Oak wood barrels although watertight are not oxygen tight, oxygen is able to diffuse very gradually over periods of years through the wood pores and into the wine.Throughout that time the tannins continue to polymerise and in some case they actually precipitate into the bottom of the bottle. It is that sediment that we try to eliminate when we decant wines that are greater than five years old. Not that five years is an absolute cut off time, you can decant any wine at any time in its life span.
Anthocyanins are the pigments in red wine.
I want to now cover another tricky part and that is the relation of tannins to the color of the wine.
Red wine is red because of pigments called anthocyanins. Anthocyanins are structurally similar to tannins because they are made up with those same lego-like building blocks that we met before called – phenols that continue to change, read that as link-up or polymerase, that’s why a red wine changes color as it ages. Anthocyanins also change color with changes in the acidity of wine- the pH. As I mentioned last week anthocyanins act like litmus paper they go red when acid is high (low pH) and blue when the alkalinity is high (high pH).
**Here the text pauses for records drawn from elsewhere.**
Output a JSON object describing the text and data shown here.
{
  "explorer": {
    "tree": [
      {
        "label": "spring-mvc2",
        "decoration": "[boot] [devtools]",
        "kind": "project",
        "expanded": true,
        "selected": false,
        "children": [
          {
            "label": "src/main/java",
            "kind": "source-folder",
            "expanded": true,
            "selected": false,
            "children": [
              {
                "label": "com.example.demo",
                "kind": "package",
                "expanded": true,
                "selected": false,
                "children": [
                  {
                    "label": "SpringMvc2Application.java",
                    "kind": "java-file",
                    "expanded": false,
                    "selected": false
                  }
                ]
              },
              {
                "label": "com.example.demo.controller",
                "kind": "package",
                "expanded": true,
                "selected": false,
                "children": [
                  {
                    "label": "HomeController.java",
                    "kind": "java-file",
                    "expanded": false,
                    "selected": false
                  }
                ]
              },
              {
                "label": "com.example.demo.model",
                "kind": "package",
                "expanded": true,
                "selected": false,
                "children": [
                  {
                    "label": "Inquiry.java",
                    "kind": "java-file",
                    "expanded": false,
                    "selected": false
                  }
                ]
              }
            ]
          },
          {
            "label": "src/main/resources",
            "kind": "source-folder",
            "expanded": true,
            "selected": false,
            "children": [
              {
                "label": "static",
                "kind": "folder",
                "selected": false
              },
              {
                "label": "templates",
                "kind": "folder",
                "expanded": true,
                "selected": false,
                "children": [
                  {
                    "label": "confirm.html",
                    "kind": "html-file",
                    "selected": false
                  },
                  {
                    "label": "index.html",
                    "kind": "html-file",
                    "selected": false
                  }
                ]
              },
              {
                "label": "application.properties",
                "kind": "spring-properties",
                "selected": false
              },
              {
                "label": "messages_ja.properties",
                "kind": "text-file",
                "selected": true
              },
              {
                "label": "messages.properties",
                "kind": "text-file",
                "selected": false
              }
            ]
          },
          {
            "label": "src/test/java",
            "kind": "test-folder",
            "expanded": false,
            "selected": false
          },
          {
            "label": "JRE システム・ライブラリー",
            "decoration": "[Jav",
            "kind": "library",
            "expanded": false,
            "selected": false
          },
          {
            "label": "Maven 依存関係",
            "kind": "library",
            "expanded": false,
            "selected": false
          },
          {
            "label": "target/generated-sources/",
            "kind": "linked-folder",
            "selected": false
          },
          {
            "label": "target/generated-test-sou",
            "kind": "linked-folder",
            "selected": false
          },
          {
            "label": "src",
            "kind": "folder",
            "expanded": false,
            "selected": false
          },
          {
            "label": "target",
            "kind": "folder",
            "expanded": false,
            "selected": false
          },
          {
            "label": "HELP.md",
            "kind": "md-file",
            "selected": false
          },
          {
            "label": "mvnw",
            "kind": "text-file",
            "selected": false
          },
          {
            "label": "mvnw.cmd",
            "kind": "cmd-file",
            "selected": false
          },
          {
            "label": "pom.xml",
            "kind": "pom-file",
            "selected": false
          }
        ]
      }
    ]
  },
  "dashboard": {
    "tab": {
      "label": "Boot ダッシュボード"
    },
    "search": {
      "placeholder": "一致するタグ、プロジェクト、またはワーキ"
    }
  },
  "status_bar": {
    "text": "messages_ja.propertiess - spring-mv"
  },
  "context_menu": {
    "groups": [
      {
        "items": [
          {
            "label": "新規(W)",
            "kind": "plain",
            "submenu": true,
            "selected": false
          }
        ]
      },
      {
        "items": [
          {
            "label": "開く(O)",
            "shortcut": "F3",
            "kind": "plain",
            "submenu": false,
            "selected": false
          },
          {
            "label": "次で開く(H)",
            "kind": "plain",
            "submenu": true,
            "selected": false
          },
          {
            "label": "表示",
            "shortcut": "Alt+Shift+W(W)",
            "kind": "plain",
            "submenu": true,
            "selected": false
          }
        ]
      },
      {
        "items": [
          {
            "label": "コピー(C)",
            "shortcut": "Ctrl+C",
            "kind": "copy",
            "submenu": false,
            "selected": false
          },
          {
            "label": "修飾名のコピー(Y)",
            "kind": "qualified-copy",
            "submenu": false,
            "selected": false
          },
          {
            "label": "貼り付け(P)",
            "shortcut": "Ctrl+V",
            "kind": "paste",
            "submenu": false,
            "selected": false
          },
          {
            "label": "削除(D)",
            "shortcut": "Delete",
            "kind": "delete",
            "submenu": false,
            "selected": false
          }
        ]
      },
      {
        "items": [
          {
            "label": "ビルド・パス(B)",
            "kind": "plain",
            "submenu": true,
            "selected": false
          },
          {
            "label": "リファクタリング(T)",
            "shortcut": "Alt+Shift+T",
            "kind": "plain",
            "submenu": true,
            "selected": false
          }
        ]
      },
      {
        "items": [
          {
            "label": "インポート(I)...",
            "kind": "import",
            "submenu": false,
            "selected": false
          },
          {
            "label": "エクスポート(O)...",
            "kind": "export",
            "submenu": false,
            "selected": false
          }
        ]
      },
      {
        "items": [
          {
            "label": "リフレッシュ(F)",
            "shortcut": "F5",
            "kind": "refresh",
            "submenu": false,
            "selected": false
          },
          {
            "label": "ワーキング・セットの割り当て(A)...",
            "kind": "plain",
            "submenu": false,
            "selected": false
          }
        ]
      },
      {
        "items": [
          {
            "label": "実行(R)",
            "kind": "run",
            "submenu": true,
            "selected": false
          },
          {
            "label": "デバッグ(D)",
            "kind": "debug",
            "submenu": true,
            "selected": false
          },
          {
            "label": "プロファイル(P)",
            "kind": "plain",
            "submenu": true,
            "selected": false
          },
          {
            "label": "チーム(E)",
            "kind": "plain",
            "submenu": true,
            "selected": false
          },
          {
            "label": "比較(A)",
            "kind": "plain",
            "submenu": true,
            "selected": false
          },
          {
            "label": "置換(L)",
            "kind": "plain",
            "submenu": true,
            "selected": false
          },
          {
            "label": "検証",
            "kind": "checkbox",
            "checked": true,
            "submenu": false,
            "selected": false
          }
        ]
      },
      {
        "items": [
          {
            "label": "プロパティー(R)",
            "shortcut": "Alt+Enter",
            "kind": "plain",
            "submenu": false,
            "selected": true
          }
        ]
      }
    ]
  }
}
In addition to color change anthocyanins affect mouthfeel, just as tannins do and help wine age, just as tannins do and as you can imagine are important in determining how long a wine will age. To quote Bruce Zoecklein emeritus professor of Enology at Virginia Tech “Tannins polmerize until they are capped on both ends by a color molecule, that stops growth… (of the tannin). Simply put color is preserved and retained in wine by bonding with tannins and vice versa what is important is the ratio of anthocyanins to tannins as to how bitterness and astringency are expressed.
The fact that oxygen causes tannins to polymerize has led in the last few decades to a technique called micro-oxygenation. Oxygen is bubbled through wine rather like oxygen being bubbled into an aquarium. Oxygen is delivered directly to the wine instead of gradually diffusing through an oak barrel. As a result the anthocyanins and tannins polymerize over infinitely shorter periods of time and to some extent enable wines to mature over months instead of years.
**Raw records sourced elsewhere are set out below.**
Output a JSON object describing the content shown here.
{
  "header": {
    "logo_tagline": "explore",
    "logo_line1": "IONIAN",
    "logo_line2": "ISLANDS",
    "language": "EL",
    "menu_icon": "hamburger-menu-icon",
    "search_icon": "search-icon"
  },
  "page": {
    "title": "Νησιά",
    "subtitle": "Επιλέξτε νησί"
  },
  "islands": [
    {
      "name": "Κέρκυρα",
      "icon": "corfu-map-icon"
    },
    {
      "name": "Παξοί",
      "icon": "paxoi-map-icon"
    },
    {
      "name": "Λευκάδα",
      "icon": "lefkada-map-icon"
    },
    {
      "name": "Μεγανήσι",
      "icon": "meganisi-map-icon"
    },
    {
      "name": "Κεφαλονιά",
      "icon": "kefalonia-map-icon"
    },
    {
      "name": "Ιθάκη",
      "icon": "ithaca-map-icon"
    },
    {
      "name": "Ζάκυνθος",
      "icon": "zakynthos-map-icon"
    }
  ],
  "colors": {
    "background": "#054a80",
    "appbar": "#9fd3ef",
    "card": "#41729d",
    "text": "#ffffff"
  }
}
As a general rule black grapes that have thick skins like Tannat and Cabernet Sauvignon have high amounts of tannin and anthocyanins that with higher levels of acidity result in higher bitterness and astringency.The opposite would be grapes like Pinot Noir and Grenache that have thin skins and consequently lower levels of tannins and anthocyanins are much lighter in color and are much smoother in texture. Notice that Pinot noir the grape that is used to make sparkling wine has the lowest amount of tannin.
Although tannins are bitter and astringent we like to describe tannins in terms of how they feel in the mouth, so typically we would say the tannins feel like silk or velvet alternatively they could feel like chalk or sand paper. How tannins are percrived is dependent on multiple factors that makeup any wine be it a sparkling wine or a glass of Barolo these factors are all interdependent and the overall impression of a wine is dependent on the interplay of these factors.
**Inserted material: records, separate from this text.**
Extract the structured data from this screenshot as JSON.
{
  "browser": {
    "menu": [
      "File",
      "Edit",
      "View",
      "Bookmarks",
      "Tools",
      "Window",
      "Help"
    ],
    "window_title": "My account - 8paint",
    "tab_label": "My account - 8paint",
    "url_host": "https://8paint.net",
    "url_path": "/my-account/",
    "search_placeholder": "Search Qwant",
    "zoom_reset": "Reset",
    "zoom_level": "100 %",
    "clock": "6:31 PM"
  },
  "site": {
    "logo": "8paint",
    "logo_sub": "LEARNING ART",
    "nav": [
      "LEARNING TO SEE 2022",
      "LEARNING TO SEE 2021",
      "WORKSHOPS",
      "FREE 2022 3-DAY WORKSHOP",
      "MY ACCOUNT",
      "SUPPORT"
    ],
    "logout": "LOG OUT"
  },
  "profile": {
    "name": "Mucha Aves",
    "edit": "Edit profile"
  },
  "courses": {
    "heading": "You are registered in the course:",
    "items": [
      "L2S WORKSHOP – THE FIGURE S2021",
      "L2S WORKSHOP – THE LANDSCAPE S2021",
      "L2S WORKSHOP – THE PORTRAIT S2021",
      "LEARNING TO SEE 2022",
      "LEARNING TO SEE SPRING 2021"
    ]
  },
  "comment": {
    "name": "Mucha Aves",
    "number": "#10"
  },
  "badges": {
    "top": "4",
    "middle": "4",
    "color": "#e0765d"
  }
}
How tannins are perceived depends on virtually every other component in the wine including sugar, acidity, and ethanol that are primary components that we assess as we work through our systematic approach to tasting.
In summary as I said tannins are tricky and what I have done is to take a 30,000 foot view on the main points as to how tannins work in wine tasting rather than get tied up the weeds of the complex chemistry.
Remember that tannins are always changing and that change is for the most mediated by oxygen that has similar chemistry to the red pigment anthocyanins of red wine.
Next week I am going through how we assess alcohol in wine and its role in balancing the different constituents. What is clear is that when tasting wine each individual property although independent in itself, as a dynamic of every other property/component in sparkling wine and for that matter any wine that you have the enjoyment of tasting.
Keep tuned and Keep sparkling…